And the door had to be made of steel, not aluminium, "because aluminium wouldn't have anywhere near the structural properties of steel."
To counter any sudden gusts, the door can be firmly fixed along its track with a tower bolt.
"Wind isn't a problem," Crosson said.
"It's just fabulous in there in the middle of summer. You're 'in' the back yard when you're cooking dinner and you have that connection to the outside which is more dramatic than normal."
Advertising by Ray White refers to a "classically gorgeous frontage that hides an inspired contemporary architectural extension at the rear".
"It's an absolute contrast and we wanted it because the way we live now is very different to the way people lived in Victorian times which was very insular. The front of the house is more enclosed," Crosson said.
The renovated back area nods to the front: timber floors continue throughout and rafters in the new kitchen/dining/living area are all exposed, reflecting battens on the ceiling of the older part of his place.
The renovation was carried out "in the existing footprint but it's pretty much a rebuild."
Crosson has owned the home for 37 years and says once he has sold, he is now planning to develop a new office and two apartments at a Ponsonby Rd address.

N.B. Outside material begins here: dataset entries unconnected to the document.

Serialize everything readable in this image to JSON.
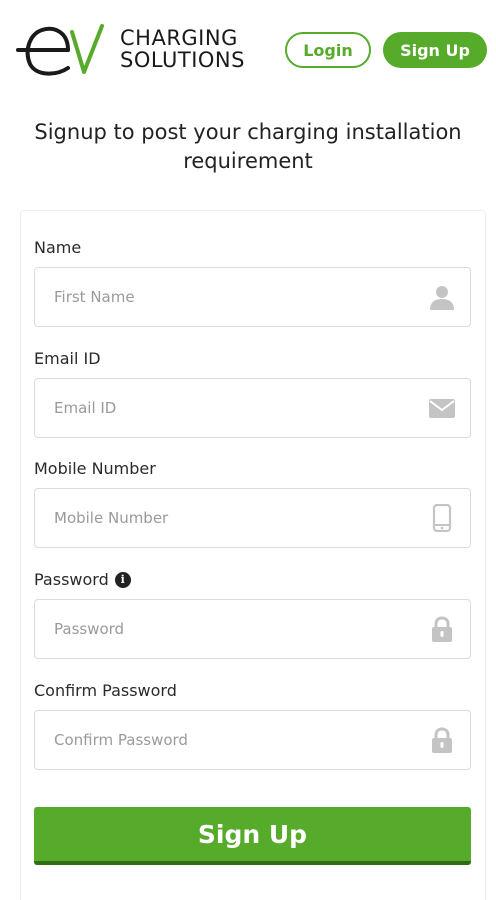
{
  "brand": {
    "logo_mark": "eV",
    "line1": "CHARGING",
    "line2": "SOLUTIONS",
    "accent_color": "#57ab2b"
  },
  "header": {
    "login_label": "Login",
    "signup_label": "Sign Up"
  },
  "page": {
    "heading": "Signup to post your charging installation requirement"
  },
  "form": {
    "name": {
      "label": "Name",
      "placeholder": "First Name",
      "icon": "user-icon"
    },
    "email": {
      "label": "Email ID",
      "placeholder": "Email ID",
      "icon": "envelope-icon"
    },
    "mobile": {
      "label": "Mobile Number",
      "placeholder": "Mobile Number",
      "icon": "mobile-phone-icon"
    },
    "password": {
      "label": "Password",
      "placeholder": "Password",
      "icon": "lock-icon",
      "info_icon": "info-icon"
    },
    "confirm_password": {
      "label": "Confirm Password",
      "placeholder": "Confirm Password",
      "icon": "lock-icon"
    },
    "submit_label": "Sign Up"
  }
}
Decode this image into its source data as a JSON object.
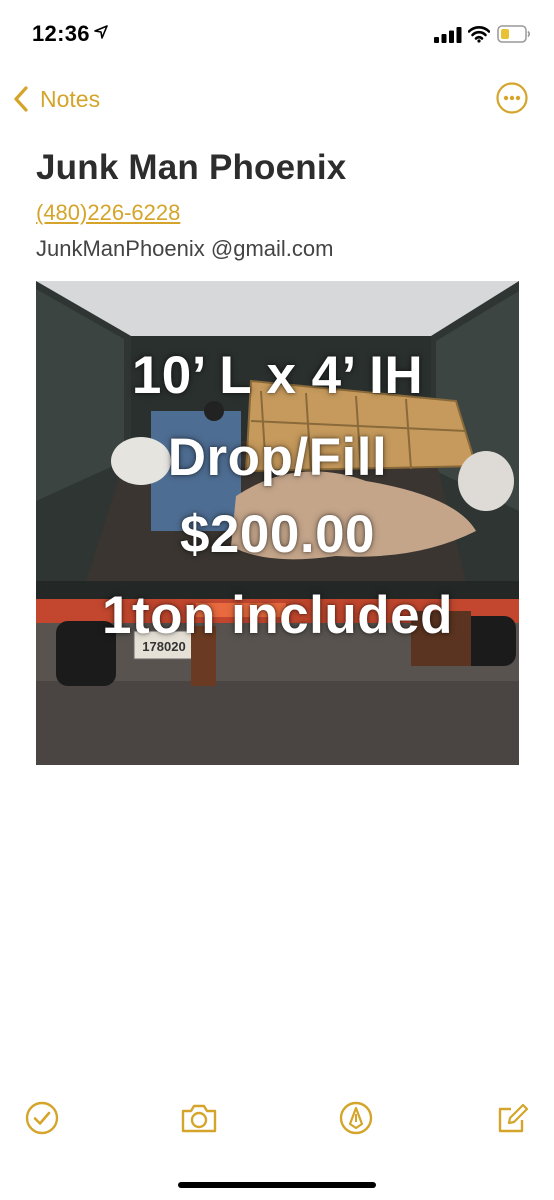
{
  "status_bar": {
    "time": "12:36"
  },
  "nav": {
    "back_label": "Notes"
  },
  "note": {
    "title": "Junk Man Phoenix",
    "phone": "(480)226-6228",
    "email": "JunkManPhoenix @gmail.com",
    "photo": {
      "overlay_lines": [
        "10’ L x 4’ IH",
        "Drop/Fill",
        "$200.00",
        "1ton included"
      ],
      "license_plate": "178020"
    }
  },
  "colors": {
    "accent": "#d4a52a",
    "title": "#2d2d2d"
  },
  "toolbar": {
    "icons": [
      "checklist-icon",
      "camera-icon",
      "markup-icon",
      "compose-icon"
    ]
  }
}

Work has not yet started.
And as for his film career, he's working with an Australian business to visit hotels around New Zealand in a programme to be screened in New Zealand.